#### [DIRECTIONS FOR THIS TASK]
Repeat the records below verbatim.
▬▬▬
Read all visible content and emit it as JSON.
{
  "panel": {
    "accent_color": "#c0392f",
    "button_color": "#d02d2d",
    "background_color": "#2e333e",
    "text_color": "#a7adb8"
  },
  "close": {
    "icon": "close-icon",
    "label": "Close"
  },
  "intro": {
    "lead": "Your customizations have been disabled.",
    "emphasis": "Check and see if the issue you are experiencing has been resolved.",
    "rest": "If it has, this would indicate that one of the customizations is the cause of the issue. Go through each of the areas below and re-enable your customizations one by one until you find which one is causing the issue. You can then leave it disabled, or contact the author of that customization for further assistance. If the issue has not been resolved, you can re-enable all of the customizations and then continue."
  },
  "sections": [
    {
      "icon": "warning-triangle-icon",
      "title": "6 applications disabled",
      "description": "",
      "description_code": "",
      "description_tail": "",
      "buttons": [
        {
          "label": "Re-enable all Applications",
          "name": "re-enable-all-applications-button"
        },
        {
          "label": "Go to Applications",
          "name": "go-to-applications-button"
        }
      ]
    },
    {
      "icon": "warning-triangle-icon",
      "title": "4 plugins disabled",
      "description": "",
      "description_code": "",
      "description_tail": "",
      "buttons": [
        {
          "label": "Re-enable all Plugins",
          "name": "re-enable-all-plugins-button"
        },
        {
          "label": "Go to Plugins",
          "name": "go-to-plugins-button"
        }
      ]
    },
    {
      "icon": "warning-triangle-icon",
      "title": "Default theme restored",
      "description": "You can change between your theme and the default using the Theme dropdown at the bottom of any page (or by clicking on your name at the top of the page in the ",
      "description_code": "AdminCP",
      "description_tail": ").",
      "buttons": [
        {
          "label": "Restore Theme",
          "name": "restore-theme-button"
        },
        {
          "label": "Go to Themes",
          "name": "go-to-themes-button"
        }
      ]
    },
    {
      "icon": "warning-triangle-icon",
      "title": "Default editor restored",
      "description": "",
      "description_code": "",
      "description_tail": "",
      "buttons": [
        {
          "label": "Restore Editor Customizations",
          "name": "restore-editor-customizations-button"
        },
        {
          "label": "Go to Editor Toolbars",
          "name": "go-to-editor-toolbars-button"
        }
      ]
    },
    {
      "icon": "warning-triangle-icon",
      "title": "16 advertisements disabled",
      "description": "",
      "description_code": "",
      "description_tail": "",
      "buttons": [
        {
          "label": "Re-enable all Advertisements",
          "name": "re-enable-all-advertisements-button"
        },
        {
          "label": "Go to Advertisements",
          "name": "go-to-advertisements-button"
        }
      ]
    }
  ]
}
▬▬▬
#### [OUTPUT FOR THIS EXERCISE]
Read all visible content and emit it as JSON.
{
  "panel": {
    "accent_color": "#c0392f",
    "button_color": "#d02d2d",
    "background_color": "#2e333e",
    "text_color": "#a7adb8"
  },
  "close": {
    "icon": "close-icon",
    "label": "Close"
  },
  "intro": {
    "lead": "Your customizations have been disabled.",
    "emphasis": "Check and see if the issue you are experiencing has been resolved.",
    "rest": "If it has, this would indicate that one of the customizations is the cause of the issue. Go through each of the areas below and re-enable your customizations one by one until you find which one is causing the issue. You can then leave it disabled, or contact the author of that customization for further assistance. If the issue has not been resolved, you can re-enable all of the customizations and then continue."
  },
  "sections": [
    {
      "icon": "warning-triangle-icon",
      "title": "6 applications disabled",
      "description": "",
      "description_code": "",
      "description_tail": "",
      "buttons": [
        {
          "label": "Re-enable all Applications",
          "name": "re-enable-all-applications-button"
        },
        {
          "label": "Go to Applications",
          "name": "go-to-applications-button"
        }
      ]
    },
    {
      "icon": "warning-triangle-icon",
      "title": "4 plugins disabled",
      "description": "",
      "description_code": "",
      "description_tail": "",
      "buttons": [
        {
          "label": "Re-enable all Plugins",
          "name": "re-enable-all-plugins-button"
        },
        {
          "label": "Go to Plugins",
          "name": "go-to-plugins-button"
        }
      ]
    },
    {
      "icon": "warning-triangle-icon",
      "title": "Default theme restored",
      "description": "You can change between your theme and the default using the Theme dropdown at the bottom of any page (or by clicking on your name at the top of the page in the ",
      "description_code": "AdminCP",
      "description_tail": ").",
      "buttons": [
        {
          "label": "Restore Theme",
          "name": "restore-theme-button"
        },
        {
          "label": "Go to Themes",
          "name": "go-to-themes-button"
        }
      ]
    },
    {
      "icon": "warning-triangle-icon",
      "title": "Default editor restored",
      "description": "",
      "description_code": "",
      "description_tail": "",
      "buttons": [
        {
          "label": "Restore Editor Customizations",
          "name": "restore-editor-customizations-button"
        },
        {
          "label": "Go to Editor Toolbars",
          "name": "go-to-editor-toolbars-button"
        }
      ]
    },
    {
      "icon": "warning-triangle-icon",
      "title": "16 advertisements disabled",
      "description": "",
      "description_code": "",
      "description_tail": "",
      "buttons": [
        {
          "label": "Re-enable all Advertisements",
          "name": "re-enable-all-advertisements-button"
        },
        {
          "label": "Go to Advertisements",
          "name": "go-to-advertisements-button"
        }
      ]
    }
  ]
}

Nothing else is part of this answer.